Neither is the 2011 restored 35mm print, though, by the look of it. So far as I can see that version still languishes in the archives, and hasn’t had a DVD release.
Saturday-morning cartoons? Tentaclii has ’em! Newly uploaded to Archive.org, but made some years ago, a H.P. Lovecraft Motion Comic: The Rats In The Walls (2017). Excellent, even if we don’t get to see comic-book frames. 30 minutes, good narration. Also, it has Spanish subtitles here. Well worth watching.
The same maker also made H.P. Lovecraft Motion Comic: The Call Of Cthulhu (2015), which is on YouTube only.
Motion comics? They were partially animated comic-book-like animations made on the desktop PC with Adobe After Effects (not ideal) or (if you do a bit more research on software) with dedicated motion-comics software such as MotionArtist. Sadly they died off, despite portable HTML5 output, partly due to the additional labour needed to make them and partly due to the intensely conventional stance of the bulk of comic-book buyers. Maybe they’ll be revived, now that AI will be able to do some of the heavy lifting re: artwork, and now that comics buyers (different than readers) are a little less averse to ‘digital’.

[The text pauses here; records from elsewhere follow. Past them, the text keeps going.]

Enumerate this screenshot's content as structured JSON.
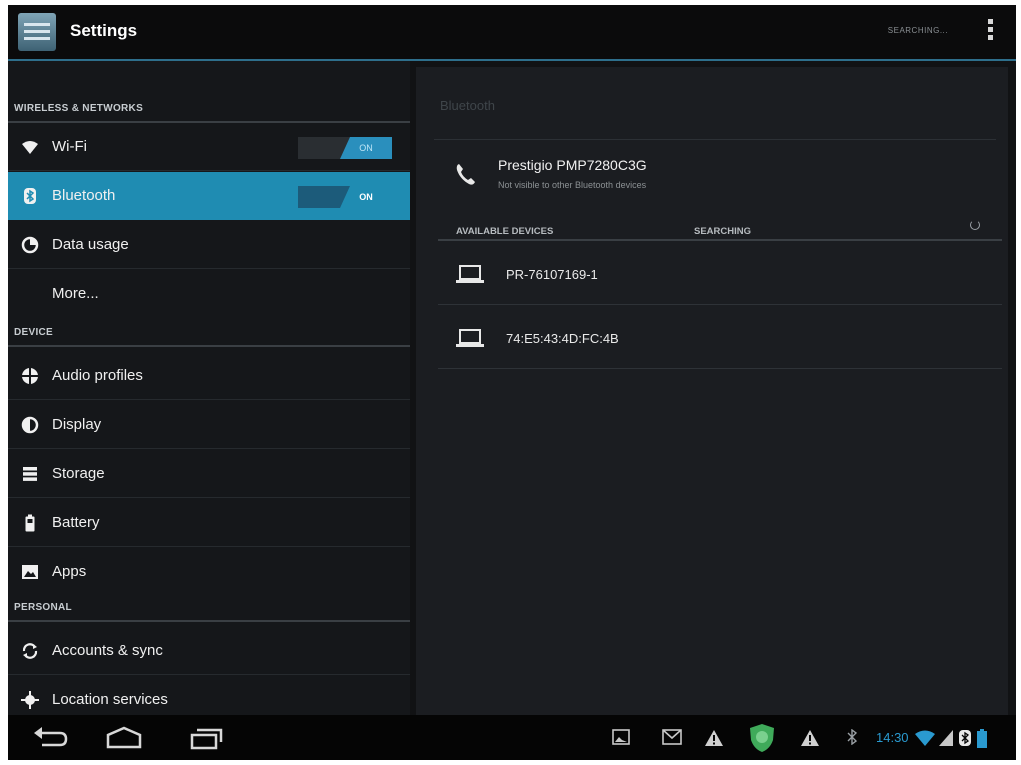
{
  "action_bar": {
    "title": "Settings",
    "searching_action": "SEARCHING..."
  },
  "sidebar": {
    "headers": {
      "wireless": "WIRELESS & NETWORKS",
      "device": "DEVICE",
      "personal": "PERSONAL"
    },
    "items": [
      {
        "label": "Wi-Fi",
        "toggle": "ON"
      },
      {
        "label": "Bluetooth",
        "toggle": "ON"
      },
      {
        "label": "Data usage"
      },
      {
        "label": "More..."
      },
      {
        "label": "Audio profiles"
      },
      {
        "label": "Display"
      },
      {
        "label": "Storage"
      },
      {
        "label": "Battery"
      },
      {
        "label": "Apps"
      },
      {
        "label": "Accounts & sync"
      },
      {
        "label": "Location services"
      }
    ]
  },
  "bluetooth": {
    "title": "Bluetooth",
    "device_name": "Prestigio PMP7280C3G",
    "device_visibility": "Not visible to other Bluetooth devices",
    "available_header": "AVAILABLE DEVICES",
    "searching_status": "SEARCHING",
    "devices": [
      "PR-76107169-1",
      "74:E5:43:4D:FC:4B"
    ]
  },
  "status_bar": {
    "time": "14:30"
  },
  "colors": {
    "accent": "#1f8cb2",
    "background": "#15171a",
    "time": "#2a9ad0"
  }
}
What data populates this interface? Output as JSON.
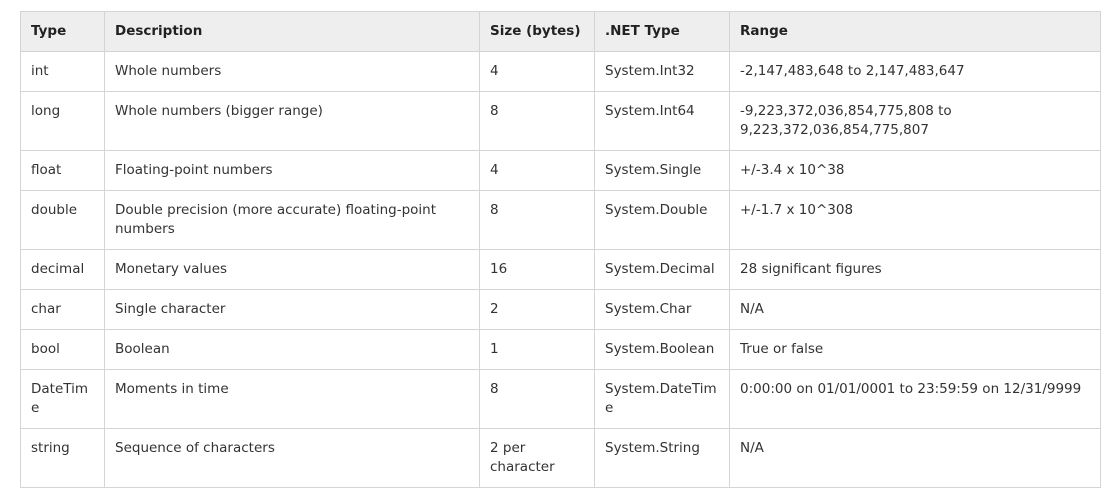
{
  "table": {
    "headers": [
      "Type",
      "Description",
      "Size (bytes)",
      ".NET Type",
      "Range"
    ],
    "rows": [
      [
        "int",
        "Whole numbers",
        "4",
        "System.Int32",
        "-2,147,483,648 to 2,147,483,647"
      ],
      [
        "long",
        "Whole numbers (bigger range)",
        "8",
        "System.Int64",
        "-9,223,372,036,854,775,808 to 9,223,372,036,854,775,807"
      ],
      [
        "float",
        "Floating-point numbers",
        "4",
        "System.Single",
        "+/-3.4 x 10^38"
      ],
      [
        "double",
        "Double precision (more accurate) floating-point numbers",
        "8",
        "System.Double",
        "+/-1.7 x 10^308"
      ],
      [
        "decimal",
        "Monetary values",
        "16",
        "System.Decimal",
        "28 significant figures"
      ],
      [
        "char",
        "Single character",
        "2",
        "System.Char",
        "N/A"
      ],
      [
        "bool",
        "Boolean",
        "1",
        "System.Boolean",
        "True or false"
      ],
      [
        "DateTime",
        "Moments in time",
        "8",
        "System.DateTime",
        "0:00:00 on 01/01/0001 to 23:59:59 on 12/31/9999"
      ],
      [
        "string",
        "Sequence of characters",
        "2 per character",
        "System.String",
        "N/A"
      ]
    ]
  }
}
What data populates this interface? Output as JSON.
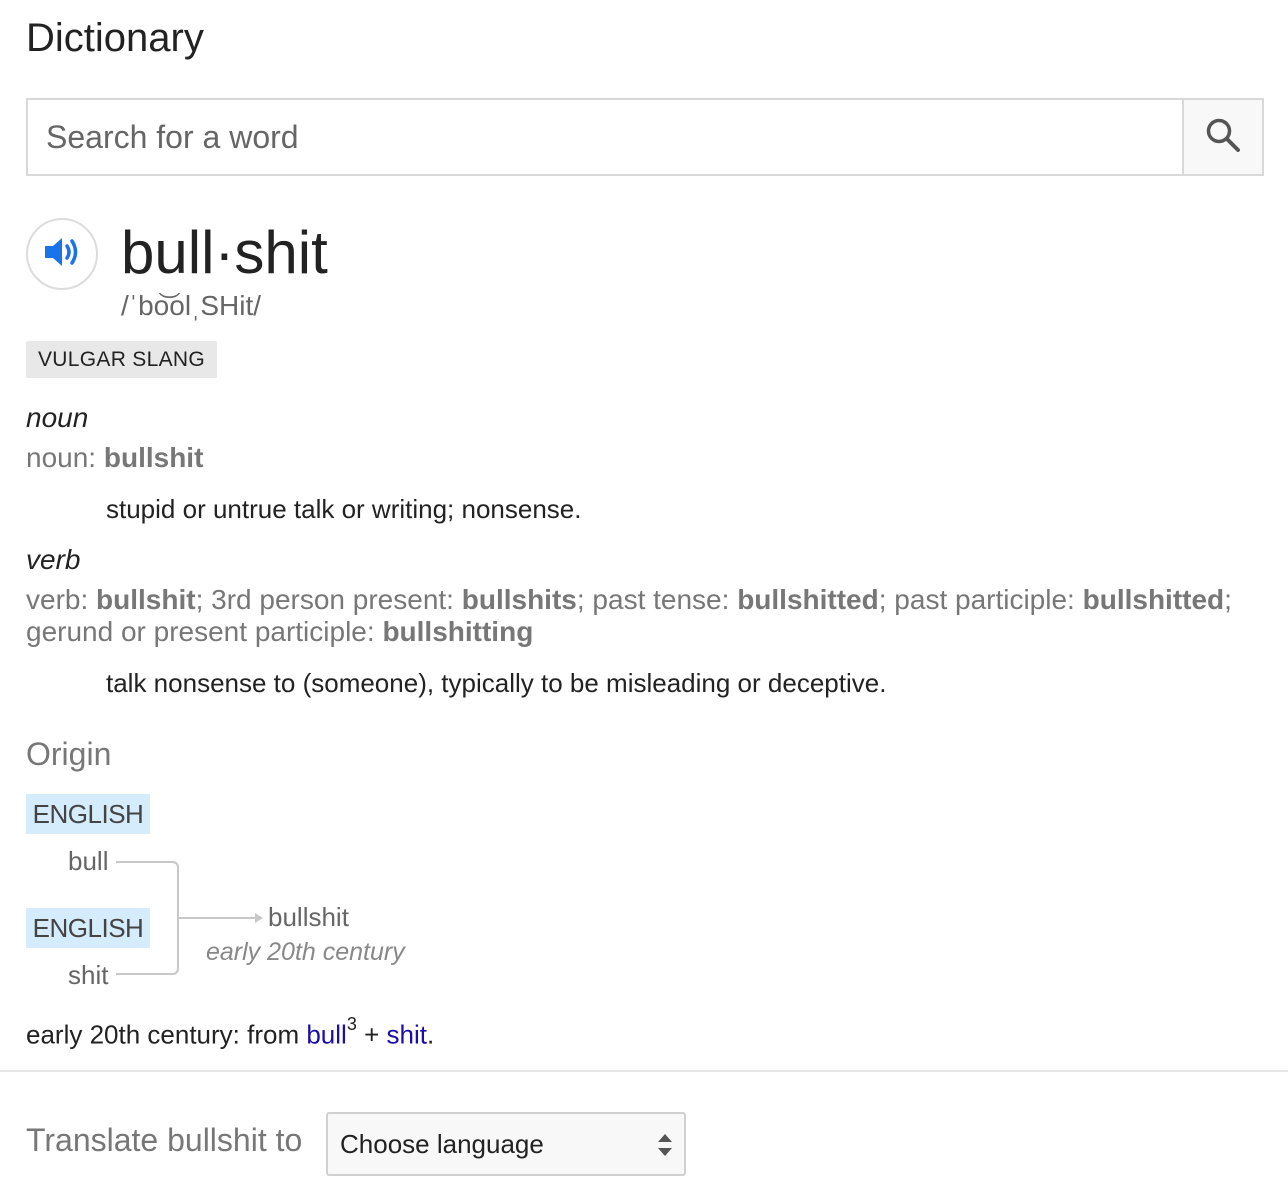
{
  "header": {
    "title": "Dictionary"
  },
  "search": {
    "placeholder": "Search for a word",
    "value": ""
  },
  "entry": {
    "headword": "bull·shit",
    "phonetic": "/ˈbo͝olˌSHit/",
    "register": "VULGAR SLANG",
    "senses": [
      {
        "pos": "noun",
        "forms_prefix": "noun: ",
        "forms_word": "bullshit",
        "definition": "stupid or untrue talk or writing; nonsense."
      },
      {
        "pos": "verb",
        "forms": [
          {
            "label": "verb: ",
            "word": "bullshit"
          },
          {
            "label": "; 3rd person present: ",
            "word": "bullshits"
          },
          {
            "label": "; past tense: ",
            "word": "bullshitted"
          },
          {
            "label": "; past participle: ",
            "word": "bullshitted"
          },
          {
            "label": "; gerund or present participle: ",
            "word": "bullshitting"
          }
        ],
        "definition": "talk nonsense to (someone), typically to be misleading or deceptive."
      }
    ]
  },
  "origin": {
    "heading": "Origin",
    "diagram": {
      "lang1": "ENGLISH",
      "word1": "bull",
      "lang2": "ENGLISH",
      "word2": "shit",
      "result": "bullshit",
      "period": "early 20th century"
    },
    "text_prefix": "early 20th century: from ",
    "link1": "bull",
    "link1_sup": "3",
    "joiner": " + ",
    "link2": "shit",
    "suffix": "."
  },
  "translate": {
    "label": "Translate bullshit to",
    "selected": "Choose language"
  },
  "icons": {
    "search": "search-icon",
    "speaker": "speaker-icon",
    "select": "select-arrows-icon"
  },
  "colors": {
    "link": "#1a0dab",
    "speaker": "#1a73e8",
    "lang_tag_bg": "#d4ecfb"
  }
}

MotionArtist 1.3, on which development stopped 2017. But it still works and can still be had if you look hard enough. It’s also well-documented and has abundant video tutorials.
In Madrid this weekend, Cthulhuton, the Spanish Lovecraft film festival. Billed as “the first” such. 25th March 2023 is the date.
with the presence of prestigious guests such as the American Sandy Petersen, creator of the well-known role-playing game The Call of Cthulhu and one of the greatest disseminators of Providence writer’s work worldwide.
Three choice vintage movies are to be shown, picked for their faithfulness. Petersen will lead the discussion after the main screening.
Dates for the 28th Annual H.P. Lovecraft Film Festival…
returns on all three screens of the Hollywood Theatre, 6th-8th October 2023
And for the Providence side of the event, “tentative” dates of 18th-20th August 2023.
With thanks to Ken Faig Jr., a link to the new Shots Around Providence (1930s-1940) on YouTube. Via the Historical Society, which has kindly placed the amateur film online.
In one scene we see a Lovecraft-alike man shopping for a Christmas tree. These being stacked around the city’s Market Place fruit-market site on the waterfront in November/December 1934. I’ve lifted the shadows in Photoshop, which are always too dark on such things. I’ve also added a basic colourisation. Contact the Society if you want to give the film a thorough work-over and stabilisation.
I seem to recall that 1934 was the year that Lovecraft — having moved into 66 College St. — surprised his aunt by installing a Christmas tree and then merrily decking it and the halls. A family tradition that had long been in abeyance if I recall rightly. If it wasn’t that year, it was likely the next.
Stop-motion animation can take a long time. After 30 years of work, Phill Tippet’s new stop-motion feature Mad God (2021) offers…
a Miltonesque world of monsters, mad scientists, and war pigs … a darkly surreal world ….
The great movie director del Toro approves, reportedly, and has seen the movie on the film festival circuit in the USA. Tippet appears to be from the UK, and — as his round of the film festivals seems to have been completed — he’s presumably now seeking a distributor.